## WHAT THE EXERCISE ASKS
Isolate every line in the data with the string "Mesh" and copy it.

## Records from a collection
=== Begin Enclosure ===

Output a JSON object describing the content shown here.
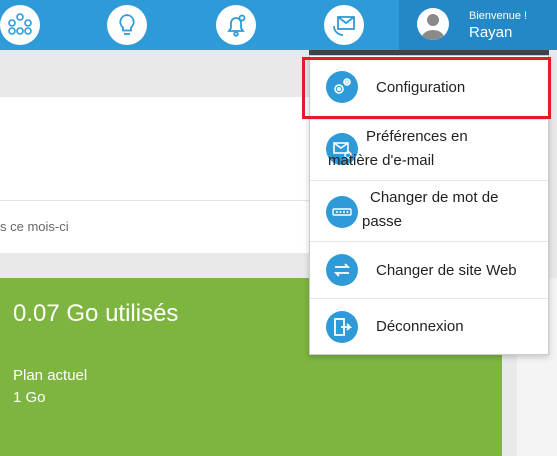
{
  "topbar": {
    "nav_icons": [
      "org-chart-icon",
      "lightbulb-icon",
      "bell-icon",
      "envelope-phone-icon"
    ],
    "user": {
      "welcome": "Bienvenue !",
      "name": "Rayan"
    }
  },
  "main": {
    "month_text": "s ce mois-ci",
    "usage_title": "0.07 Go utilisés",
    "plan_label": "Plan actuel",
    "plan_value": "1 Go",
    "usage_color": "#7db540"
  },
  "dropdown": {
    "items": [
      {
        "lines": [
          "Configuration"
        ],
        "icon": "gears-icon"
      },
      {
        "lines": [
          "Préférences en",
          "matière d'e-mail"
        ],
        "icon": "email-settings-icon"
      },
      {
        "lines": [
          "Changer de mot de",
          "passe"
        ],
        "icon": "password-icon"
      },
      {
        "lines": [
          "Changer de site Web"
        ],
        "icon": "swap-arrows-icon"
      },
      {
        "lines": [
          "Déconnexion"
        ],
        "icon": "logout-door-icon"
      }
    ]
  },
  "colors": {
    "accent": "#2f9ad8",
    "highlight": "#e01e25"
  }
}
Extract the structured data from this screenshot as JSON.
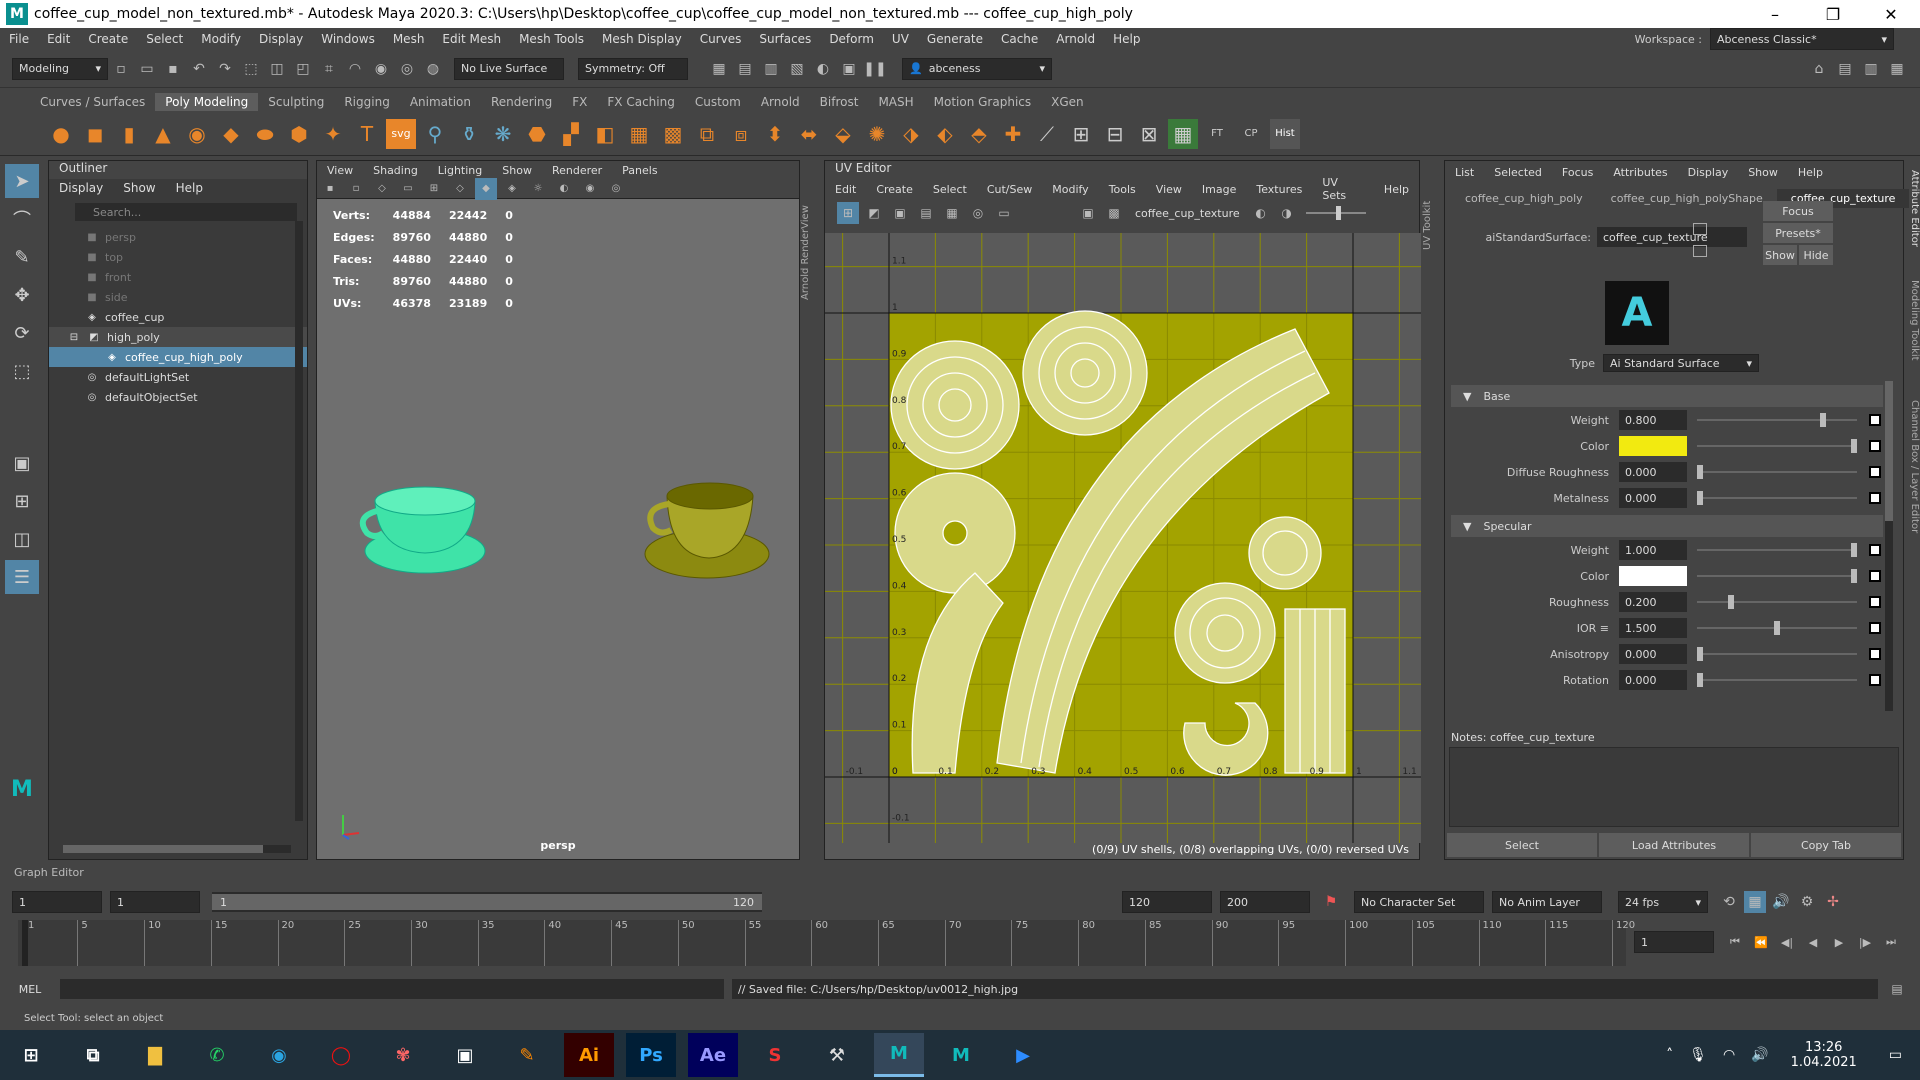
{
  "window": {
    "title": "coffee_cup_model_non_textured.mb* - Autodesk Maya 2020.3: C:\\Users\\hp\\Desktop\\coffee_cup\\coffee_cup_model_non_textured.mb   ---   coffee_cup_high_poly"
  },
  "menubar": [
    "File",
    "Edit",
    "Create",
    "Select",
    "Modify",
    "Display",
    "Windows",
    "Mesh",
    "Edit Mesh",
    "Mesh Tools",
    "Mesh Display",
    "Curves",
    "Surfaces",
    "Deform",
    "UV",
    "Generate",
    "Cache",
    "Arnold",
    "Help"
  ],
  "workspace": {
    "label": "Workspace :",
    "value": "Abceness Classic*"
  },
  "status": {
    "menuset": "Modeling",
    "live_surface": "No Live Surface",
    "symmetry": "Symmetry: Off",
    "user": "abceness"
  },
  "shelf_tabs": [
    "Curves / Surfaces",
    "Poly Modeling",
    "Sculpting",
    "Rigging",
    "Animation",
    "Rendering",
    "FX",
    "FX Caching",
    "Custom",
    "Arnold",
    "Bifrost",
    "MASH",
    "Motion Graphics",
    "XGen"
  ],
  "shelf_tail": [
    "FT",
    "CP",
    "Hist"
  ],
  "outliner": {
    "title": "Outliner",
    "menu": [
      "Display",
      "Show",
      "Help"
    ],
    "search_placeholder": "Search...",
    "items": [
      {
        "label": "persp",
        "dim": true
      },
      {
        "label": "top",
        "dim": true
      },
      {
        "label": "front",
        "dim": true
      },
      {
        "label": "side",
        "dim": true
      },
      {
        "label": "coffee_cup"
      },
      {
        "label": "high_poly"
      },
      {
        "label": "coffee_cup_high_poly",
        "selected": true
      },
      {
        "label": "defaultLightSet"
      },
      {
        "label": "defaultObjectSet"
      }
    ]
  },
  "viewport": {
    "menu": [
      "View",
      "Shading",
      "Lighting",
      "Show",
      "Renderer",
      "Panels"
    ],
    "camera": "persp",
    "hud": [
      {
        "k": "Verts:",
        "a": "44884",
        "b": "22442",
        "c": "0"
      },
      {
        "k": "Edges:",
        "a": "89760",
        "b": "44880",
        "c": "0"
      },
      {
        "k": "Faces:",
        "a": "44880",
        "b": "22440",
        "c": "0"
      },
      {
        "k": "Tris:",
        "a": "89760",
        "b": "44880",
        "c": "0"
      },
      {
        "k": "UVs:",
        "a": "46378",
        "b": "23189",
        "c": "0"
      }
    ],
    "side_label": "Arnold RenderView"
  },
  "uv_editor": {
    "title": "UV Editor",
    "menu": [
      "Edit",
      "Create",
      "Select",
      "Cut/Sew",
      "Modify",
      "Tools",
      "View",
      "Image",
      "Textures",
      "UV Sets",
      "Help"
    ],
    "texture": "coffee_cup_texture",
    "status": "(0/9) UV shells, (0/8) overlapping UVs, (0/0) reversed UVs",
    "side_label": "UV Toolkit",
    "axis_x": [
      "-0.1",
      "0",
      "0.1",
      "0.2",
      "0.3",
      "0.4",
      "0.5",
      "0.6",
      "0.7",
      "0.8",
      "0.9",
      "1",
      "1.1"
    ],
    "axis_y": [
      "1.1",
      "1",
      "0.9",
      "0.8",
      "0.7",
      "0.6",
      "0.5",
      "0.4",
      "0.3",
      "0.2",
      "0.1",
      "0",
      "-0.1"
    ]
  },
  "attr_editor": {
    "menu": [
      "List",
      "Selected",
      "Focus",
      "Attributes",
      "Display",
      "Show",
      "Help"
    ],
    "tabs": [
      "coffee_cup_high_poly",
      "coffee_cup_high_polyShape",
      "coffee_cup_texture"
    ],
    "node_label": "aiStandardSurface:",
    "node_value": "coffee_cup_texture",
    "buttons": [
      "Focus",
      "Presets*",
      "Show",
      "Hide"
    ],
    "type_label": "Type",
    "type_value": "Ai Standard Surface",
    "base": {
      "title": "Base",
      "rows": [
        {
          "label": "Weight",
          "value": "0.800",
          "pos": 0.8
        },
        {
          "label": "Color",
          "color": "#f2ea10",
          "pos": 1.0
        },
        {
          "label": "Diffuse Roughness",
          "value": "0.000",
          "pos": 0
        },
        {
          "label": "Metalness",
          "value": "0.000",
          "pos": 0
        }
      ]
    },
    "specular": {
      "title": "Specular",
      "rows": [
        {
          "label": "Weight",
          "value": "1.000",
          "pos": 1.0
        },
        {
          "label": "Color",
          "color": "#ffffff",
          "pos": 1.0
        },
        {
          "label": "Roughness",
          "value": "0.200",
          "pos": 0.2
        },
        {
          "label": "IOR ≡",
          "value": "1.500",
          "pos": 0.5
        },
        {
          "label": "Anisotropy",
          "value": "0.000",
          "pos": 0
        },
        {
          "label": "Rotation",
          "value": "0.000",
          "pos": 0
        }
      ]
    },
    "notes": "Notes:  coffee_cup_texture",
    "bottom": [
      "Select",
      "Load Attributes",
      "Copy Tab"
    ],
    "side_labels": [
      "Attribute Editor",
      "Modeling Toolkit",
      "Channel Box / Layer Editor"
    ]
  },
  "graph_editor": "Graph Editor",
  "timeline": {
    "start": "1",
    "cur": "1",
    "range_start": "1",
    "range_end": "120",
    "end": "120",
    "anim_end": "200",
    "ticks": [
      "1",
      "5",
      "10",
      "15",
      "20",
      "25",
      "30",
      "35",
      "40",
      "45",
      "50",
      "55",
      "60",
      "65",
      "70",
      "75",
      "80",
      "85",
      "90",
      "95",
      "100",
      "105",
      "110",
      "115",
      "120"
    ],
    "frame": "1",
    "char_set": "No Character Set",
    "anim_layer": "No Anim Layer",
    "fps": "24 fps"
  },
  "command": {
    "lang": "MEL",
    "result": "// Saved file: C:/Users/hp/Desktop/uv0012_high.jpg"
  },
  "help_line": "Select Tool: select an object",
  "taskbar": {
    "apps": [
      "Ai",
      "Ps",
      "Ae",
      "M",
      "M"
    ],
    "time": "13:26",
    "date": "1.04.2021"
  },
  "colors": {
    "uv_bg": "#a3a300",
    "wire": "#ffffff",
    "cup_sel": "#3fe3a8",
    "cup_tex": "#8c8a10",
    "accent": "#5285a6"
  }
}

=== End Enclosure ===
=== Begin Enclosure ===

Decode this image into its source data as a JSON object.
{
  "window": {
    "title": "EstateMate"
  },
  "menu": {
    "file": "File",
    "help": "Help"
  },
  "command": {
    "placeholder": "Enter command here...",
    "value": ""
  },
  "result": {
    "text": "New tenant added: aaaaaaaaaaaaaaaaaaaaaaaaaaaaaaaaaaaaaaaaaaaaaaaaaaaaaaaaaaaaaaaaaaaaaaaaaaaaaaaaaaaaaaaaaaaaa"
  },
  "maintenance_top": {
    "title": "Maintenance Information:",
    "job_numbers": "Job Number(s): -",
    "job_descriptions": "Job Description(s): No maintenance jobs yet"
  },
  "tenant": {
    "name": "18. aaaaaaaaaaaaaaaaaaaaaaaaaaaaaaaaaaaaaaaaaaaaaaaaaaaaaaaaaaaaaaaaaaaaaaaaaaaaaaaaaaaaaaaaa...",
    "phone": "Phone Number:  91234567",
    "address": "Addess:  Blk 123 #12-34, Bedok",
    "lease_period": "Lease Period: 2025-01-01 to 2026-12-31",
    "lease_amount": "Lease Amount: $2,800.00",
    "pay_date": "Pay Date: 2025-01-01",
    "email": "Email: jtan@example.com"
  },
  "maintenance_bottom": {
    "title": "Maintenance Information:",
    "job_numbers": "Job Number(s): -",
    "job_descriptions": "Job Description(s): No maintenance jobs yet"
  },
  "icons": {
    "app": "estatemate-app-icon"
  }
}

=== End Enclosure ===

## COMPLETED TASK
    "Mesh",
    "Edit Mesh",
    "Mesh Tools",
    "Mesh Display",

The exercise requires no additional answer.